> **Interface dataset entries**
--------------------------------------------------

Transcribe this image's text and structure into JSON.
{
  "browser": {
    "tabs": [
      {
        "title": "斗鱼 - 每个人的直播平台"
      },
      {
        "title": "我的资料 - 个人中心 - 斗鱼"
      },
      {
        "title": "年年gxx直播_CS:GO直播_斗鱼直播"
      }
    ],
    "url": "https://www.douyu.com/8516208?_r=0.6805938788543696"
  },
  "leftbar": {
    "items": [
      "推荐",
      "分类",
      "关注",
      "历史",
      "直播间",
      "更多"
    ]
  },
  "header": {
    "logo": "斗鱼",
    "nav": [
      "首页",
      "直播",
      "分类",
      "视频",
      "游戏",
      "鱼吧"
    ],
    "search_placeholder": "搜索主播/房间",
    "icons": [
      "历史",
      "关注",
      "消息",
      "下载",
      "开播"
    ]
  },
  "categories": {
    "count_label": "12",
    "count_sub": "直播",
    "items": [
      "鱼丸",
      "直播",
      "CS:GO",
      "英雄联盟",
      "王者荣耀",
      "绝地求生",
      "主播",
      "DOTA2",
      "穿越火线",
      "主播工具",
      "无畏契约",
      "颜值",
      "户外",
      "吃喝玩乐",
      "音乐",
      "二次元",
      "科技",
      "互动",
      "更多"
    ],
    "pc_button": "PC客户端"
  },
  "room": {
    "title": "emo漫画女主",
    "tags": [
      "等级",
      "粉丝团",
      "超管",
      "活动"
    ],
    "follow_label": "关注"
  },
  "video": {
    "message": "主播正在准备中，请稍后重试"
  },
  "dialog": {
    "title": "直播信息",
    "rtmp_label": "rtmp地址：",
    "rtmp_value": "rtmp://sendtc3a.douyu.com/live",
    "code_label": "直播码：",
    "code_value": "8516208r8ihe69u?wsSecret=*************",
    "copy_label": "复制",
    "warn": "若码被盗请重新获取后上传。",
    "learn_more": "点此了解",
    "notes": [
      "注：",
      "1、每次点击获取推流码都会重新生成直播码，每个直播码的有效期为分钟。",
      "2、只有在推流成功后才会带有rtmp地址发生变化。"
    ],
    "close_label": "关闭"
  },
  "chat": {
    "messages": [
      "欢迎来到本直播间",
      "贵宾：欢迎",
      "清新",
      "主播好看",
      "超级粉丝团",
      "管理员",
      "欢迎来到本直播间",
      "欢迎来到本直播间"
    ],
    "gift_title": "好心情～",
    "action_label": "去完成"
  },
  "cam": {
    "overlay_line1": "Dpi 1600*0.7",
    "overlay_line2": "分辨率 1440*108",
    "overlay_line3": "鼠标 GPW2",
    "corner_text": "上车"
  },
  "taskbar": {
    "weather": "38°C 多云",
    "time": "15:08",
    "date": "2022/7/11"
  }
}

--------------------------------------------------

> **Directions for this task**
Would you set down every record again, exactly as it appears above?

> **Result for this task**
Transcribe this image's text and structure into JSON.
{
  "browser": {
    "tabs": [
      {
        "title": "斗鱼 - 每个人的直播平台"
      },
      {
        "title": "我的资料 - 个人中心 - 斗鱼"
      },
      {
        "title": "年年gxx直播_CS:GO直播_斗鱼直播"
      }
    ],
    "url": "https://www.douyu.com/8516208?_r=0.6805938788543696"
  },
  "leftbar": {
    "items": [
      "推荐",
      "分类",
      "关注",
      "历史",
      "直播间",
      "更多"
    ]
  },
  "header": {
    "logo": "斗鱼",
    "nav": [
      "首页",
      "直播",
      "分类",
      "视频",
      "游戏",
      "鱼吧"
    ],
    "search_placeholder": "搜索主播/房间",
    "icons": [
      "历史",
      "关注",
      "消息",
      "下载",
      "开播"
    ]
  },
  "categories": {
    "count_label": "12",
    "count_sub": "直播",
    "items": [
      "鱼丸",
      "直播",
      "CS:GO",
      "英雄联盟",
      "王者荣耀",
      "绝地求生",
      "主播",
      "DOTA2",
      "穿越火线",
      "主播工具",
      "无畏契约",
      "颜值",
      "户外",
      "吃喝玩乐",
      "音乐",
      "二次元",
      "科技",
      "互动",
      "更多"
    ],
    "pc_button": "PC客户端"
  },
  "room": {
    "title": "emo漫画女主",
    "tags": [
      "等级",
      "粉丝团",
      "超管",
      "活动"
    ],
    "follow_label": "关注"
  },
  "video": {
    "message": "主播正在准备中，请稍后重试"
  },
  "dialog": {
    "title": "直播信息",
    "rtmp_label": "rtmp地址：",
    "rtmp_value": "rtmp://sendtc3a.douyu.com/live",
    "code_label": "直播码：",
    "code_value": "8516208r8ihe69u?wsSecret=*************",
    "copy_label": "复制",
    "warn": "若码被盗请重新获取后上传。",
    "learn_more": "点此了解",
    "notes": [
      "注：",
      "1、每次点击获取推流码都会重新生成直播码，每个直播码的有效期为分钟。",
      "2、只有在推流成功后才会带有rtmp地址发生变化。"
    ],
    "close_label": "关闭"
  },
  "chat": {
    "messages": [
      "欢迎来到本直播间",
      "贵宾：欢迎",
      "清新",
      "主播好看",
      "超级粉丝团",
      "管理员",
      "欢迎来到本直播间",
      "欢迎来到本直播间"
    ],
    "gift_title": "好心情～",
    "action_label": "去完成"
  },
  "cam": {
    "overlay_line1": "Dpi 1600*0.7",
    "overlay_line2": "分辨率 1440*108",
    "overlay_line3": "鼠标 GPW2",
    "corner_text": "上车"
  },
  "taskbar": {
    "weather": "38°C 多云",
    "time": "15:08",
    "date": "2022/7/11"
  }
}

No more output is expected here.